» Work to be completed
Your answer must be every line of the data below that holds the string "Signature", copied exactly.

Dataset rows for apps and sites
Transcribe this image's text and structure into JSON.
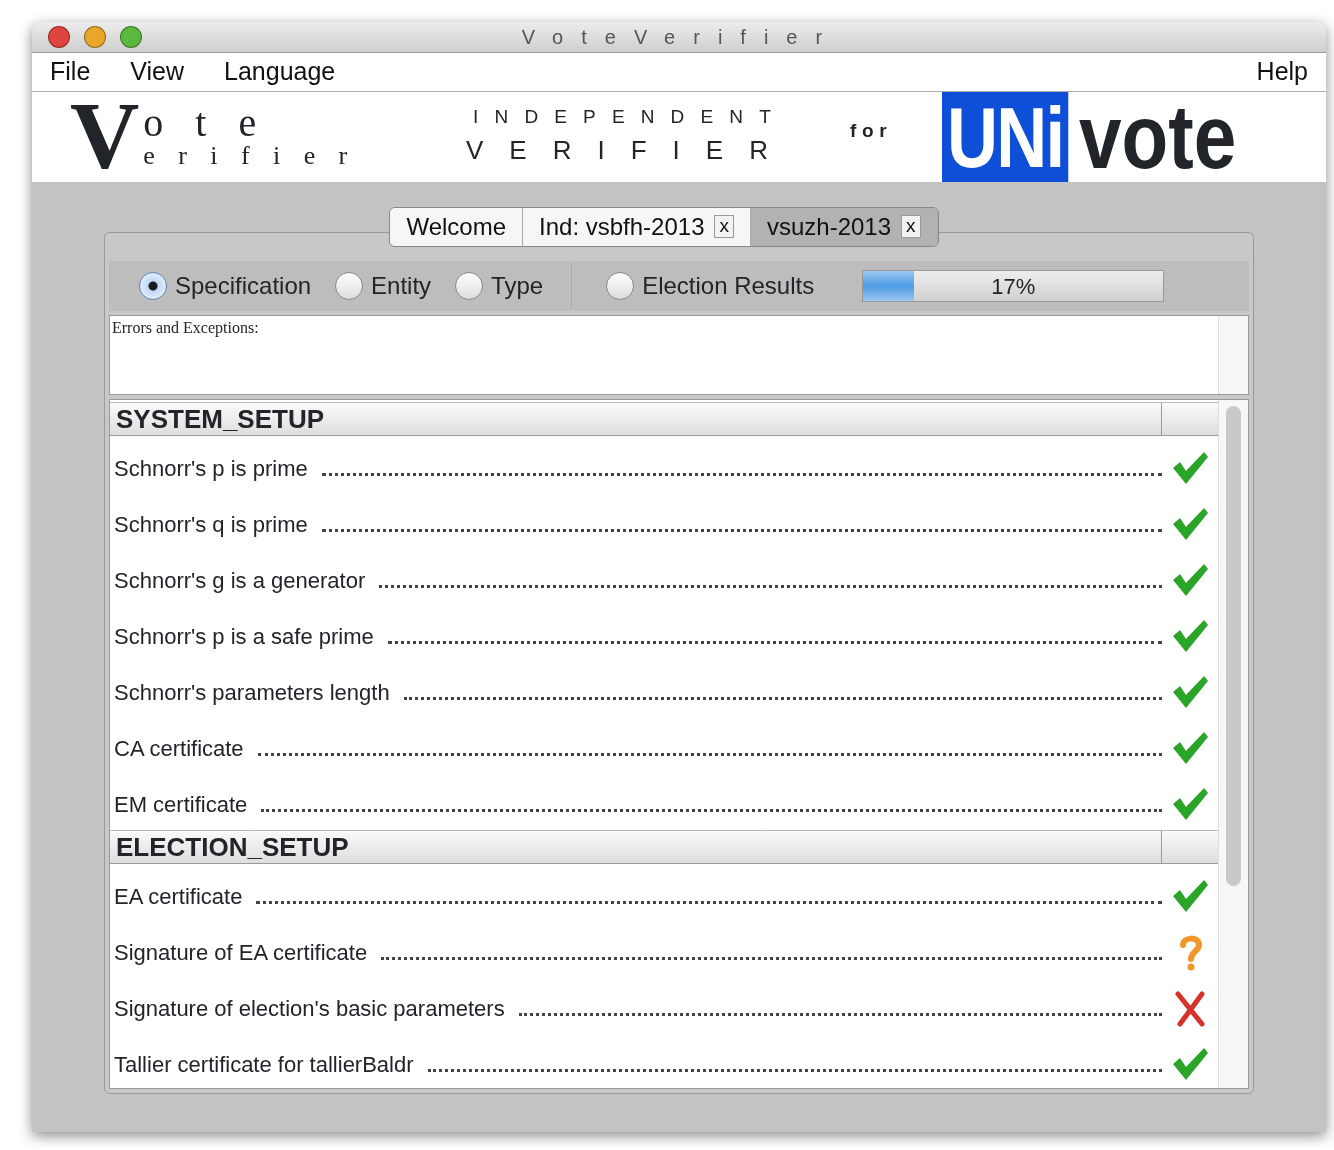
{
  "window": {
    "title": "VoteVerifier"
  },
  "menu": {
    "left": [
      "File",
      "View",
      "Language"
    ],
    "right": [
      "Help"
    ]
  },
  "banner": {
    "logo_initial": "V",
    "logo_top": "ote",
    "logo_bottom": "erifier",
    "line_1": "INDEPENDENT",
    "line_2": "VERIFIER",
    "connector": "for",
    "brand_box": "UNi",
    "brand_word": "vote"
  },
  "tabs": [
    {
      "label": "Welcome",
      "selected": false
    },
    {
      "label": "Ind: vsbfh-2013",
      "close": "x",
      "selected": false
    },
    {
      "label": "vsuzh-2013",
      "close": "x",
      "selected": true
    }
  ],
  "views": [
    {
      "label": "Specification",
      "selected": true
    },
    {
      "label": "Entity",
      "selected": false
    },
    {
      "label": "Type",
      "selected": false
    },
    {
      "label": "Election Results",
      "selected": false
    }
  ],
  "progress": {
    "level": 0.17,
    "reading": "17%"
  },
  "errors": {
    "label": "Errors and Exceptions:"
  },
  "sections": [
    {
      "title": "SYSTEM_SETUP",
      "items": [
        {
          "label": "Schnorr's p is prime",
          "kind": "ok"
        },
        {
          "label": "Schnorr's q is prime",
          "kind": "ok"
        },
        {
          "label": "Schnorr's g is a generator",
          "kind": "ok"
        },
        {
          "label": "Schnorr's p is a safe prime",
          "kind": "ok"
        },
        {
          "label": "Schnorr's parameters length",
          "kind": "ok"
        },
        {
          "label": "CA certificate",
          "kind": "ok"
        },
        {
          "label": "EM certificate",
          "kind": "ok"
        }
      ]
    },
    {
      "title": "ELECTION_SETUP",
      "items": [
        {
          "label": "EA certificate",
          "kind": "ok"
        },
        {
          "label": "Signature of EA certificate",
          "kind": "unknown"
        },
        {
          "label": "Signature of election's basic parameters",
          "kind": "fail"
        },
        {
          "label": "Tallier certificate for tallierBaldr",
          "kind": "ok"
        }
      ]
    }
  ]
}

» Completed exercise
          "label": "Signature of EA certificate",
          "label": "Signature of election's basic parameters",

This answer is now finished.